"Once scammers buy the malware-infected computers, they can do anything they want with the machines," Stewart and Shear explain. "They can harvest them for financial credentials, infect them with ransomware so as to extort money from their owners, or use them to form a spam botnet to send out malicious spam on behalf of other scammers."

Stewart and Shear found that there was a variety of Remote Access Trojans (RATs) for sale ranging from $50 to $250. Most of the RATs were sold with a program to make it Fully Undetectable (FUD) to security software. Sometimes this feature cost an additional $20. Trojan buyers could also pay to have someone set up a command and control server and possibly infect a target for an additional $20 to $50.

For more advanced hacker the Sweet Orange Exploit Kit - a tool for distributing malware through drive-by download attacks from compromised websites - can be rented through underground forums for around $450 per week or $1800 per month.

The hacking of a website can be commissioned at a price of between $100 to $300, depending on the reputation of the hacker. An ad for one hacker-for-hire noticed by the researchers said he would not take commissions to hack into either government or military websites.

A Distributed Denial of Service (DDoS) attack against a targeted website would cost $100 a day, according to the researchers. All of the hackers providing the DDOS attacks guaranteed that the target website would be knocked offline.

"The types of hacker services and stolen data for sell on the hacker underground have changed dramatically in the past several years," Stewart and Shear conclude. "The only noticeable difference is the drop in price for online bank account credentials and the drop in price for Fullz or personal credentials." ®

The smart choice: opportunity from uncertainty

More from The Register
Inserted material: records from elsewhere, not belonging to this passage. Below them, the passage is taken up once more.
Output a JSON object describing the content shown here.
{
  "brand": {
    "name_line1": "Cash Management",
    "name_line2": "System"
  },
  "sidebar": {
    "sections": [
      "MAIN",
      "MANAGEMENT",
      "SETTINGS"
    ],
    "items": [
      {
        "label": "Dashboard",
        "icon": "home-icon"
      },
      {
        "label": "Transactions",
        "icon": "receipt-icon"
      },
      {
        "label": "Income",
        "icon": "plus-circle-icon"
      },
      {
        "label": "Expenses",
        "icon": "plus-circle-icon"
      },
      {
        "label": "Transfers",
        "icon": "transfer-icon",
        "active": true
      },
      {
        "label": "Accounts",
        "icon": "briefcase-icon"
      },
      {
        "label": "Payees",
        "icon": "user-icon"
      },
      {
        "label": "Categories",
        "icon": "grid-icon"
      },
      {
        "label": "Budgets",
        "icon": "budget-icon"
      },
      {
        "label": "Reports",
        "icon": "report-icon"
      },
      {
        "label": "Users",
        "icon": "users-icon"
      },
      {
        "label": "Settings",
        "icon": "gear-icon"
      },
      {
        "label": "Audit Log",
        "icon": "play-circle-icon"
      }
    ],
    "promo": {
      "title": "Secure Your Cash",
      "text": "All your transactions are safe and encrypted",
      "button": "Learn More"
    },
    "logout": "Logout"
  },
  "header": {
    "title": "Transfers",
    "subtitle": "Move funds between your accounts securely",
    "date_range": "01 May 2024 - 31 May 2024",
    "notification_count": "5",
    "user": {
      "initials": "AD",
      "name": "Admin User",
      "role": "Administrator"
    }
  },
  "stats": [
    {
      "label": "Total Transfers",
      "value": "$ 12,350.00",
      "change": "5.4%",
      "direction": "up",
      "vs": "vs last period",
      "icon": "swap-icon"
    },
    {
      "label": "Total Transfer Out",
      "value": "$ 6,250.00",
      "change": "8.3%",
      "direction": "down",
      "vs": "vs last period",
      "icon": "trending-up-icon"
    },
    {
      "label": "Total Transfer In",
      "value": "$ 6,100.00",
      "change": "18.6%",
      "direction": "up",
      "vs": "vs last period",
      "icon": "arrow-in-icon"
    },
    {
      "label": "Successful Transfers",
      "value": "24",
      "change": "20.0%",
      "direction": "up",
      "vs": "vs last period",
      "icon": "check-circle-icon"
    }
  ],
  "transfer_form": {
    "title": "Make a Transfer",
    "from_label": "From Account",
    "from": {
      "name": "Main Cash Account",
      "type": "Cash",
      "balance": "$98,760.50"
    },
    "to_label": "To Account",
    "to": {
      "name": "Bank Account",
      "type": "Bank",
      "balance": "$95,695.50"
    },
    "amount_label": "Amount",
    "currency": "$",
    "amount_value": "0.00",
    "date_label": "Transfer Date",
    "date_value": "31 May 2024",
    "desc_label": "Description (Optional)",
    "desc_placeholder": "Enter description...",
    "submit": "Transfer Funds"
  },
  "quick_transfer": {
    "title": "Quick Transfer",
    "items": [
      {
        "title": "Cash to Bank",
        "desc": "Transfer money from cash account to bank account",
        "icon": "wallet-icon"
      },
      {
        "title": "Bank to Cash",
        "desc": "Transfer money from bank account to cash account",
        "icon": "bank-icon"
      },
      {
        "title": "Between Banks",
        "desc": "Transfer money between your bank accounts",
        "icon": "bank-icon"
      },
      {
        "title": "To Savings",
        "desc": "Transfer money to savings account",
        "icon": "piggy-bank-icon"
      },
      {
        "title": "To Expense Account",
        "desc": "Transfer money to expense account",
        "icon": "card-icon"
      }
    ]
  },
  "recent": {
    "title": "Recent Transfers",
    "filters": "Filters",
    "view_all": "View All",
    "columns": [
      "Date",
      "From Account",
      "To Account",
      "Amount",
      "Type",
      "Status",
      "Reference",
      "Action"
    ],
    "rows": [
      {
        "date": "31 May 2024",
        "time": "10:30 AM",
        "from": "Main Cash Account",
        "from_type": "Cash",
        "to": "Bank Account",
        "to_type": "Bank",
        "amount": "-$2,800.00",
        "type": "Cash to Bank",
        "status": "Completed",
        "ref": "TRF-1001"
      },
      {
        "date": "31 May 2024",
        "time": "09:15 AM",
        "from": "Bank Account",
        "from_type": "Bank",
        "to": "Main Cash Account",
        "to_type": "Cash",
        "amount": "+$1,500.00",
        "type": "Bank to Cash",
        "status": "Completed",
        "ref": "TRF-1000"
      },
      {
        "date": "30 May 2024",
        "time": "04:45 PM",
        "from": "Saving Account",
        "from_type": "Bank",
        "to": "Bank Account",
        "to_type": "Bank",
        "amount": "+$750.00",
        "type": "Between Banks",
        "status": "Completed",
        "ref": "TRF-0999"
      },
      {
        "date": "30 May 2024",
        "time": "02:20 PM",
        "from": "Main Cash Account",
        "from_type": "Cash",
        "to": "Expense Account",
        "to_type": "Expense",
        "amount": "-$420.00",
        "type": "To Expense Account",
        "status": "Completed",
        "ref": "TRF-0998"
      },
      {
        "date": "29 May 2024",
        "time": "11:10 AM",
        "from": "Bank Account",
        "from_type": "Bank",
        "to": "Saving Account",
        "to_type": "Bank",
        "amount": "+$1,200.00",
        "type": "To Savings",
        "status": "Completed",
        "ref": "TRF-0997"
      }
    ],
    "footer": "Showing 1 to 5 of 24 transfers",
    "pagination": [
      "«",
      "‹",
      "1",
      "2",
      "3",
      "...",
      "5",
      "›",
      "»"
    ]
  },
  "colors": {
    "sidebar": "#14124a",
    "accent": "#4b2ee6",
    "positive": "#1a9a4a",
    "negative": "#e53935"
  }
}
next story
Yorkshire cops fail to grasp principle behind BT Fon Wi-Fi network
'Prevent people that are passing by to hook up to your network', pleads plod
HIDDEN packet sniffer spy tech in MILLIONS of iPhones, iPads – expert
Don't panic though – Apple's backdoor is not wide open to all, guru tells us
NEW, SINISTER web tracking tech fingerprints your computer by making it draw
Have you been on YouPorn lately, perhaps? White House website?
LibreSSL RNG bug fix: What's all the forking fuss about, ask devs
Blow to bit-spitter 'tis but a flesh wound, claim team
Black Hat anti-Tor talk smashed by lawyers' wrecking ball
Unmasking hidden users is too hot for Carnegie-Mellon
Manic malware Mayhem spreads through Linux, FreeBSD web servers
And how Google could cripple infection rate in a second
Don't look, Snowden: Security biz chases Tails with zero-day flaws alert
Exodus vows not to sell secrets of whistleblower's favorite OS
Own a Cisco modem or wireless gateway? It might be owned by someone else, too
Remote code exec in HTTP server hands kit to bad guys
prev story

Whitepapers

Seven Steps to Software Security
Seven practical steps you can begin to take today to secure your applications and prevent the damages a successful cyber-attack can cause.
Consolidation: The Foundation for IT Business Transformation
In this whitepaper learn how effective consolidation of IT and business resources can enable multiple, meaningful business benefits.
Designing a Defense for Mobile Applications
Learn about the various considerations for defending mobile applications - from the application architecture itself to the myriad testing technologies.
Build a business case: developing custom apps
Learn how to maximize the value of custom applications by accelerating and simplifying their development.
Consolidation: the foundation for IT and business transformation
In this whitepaper learn how effective consolidation of IT and business resources can enable multiple, meaningful business benefits.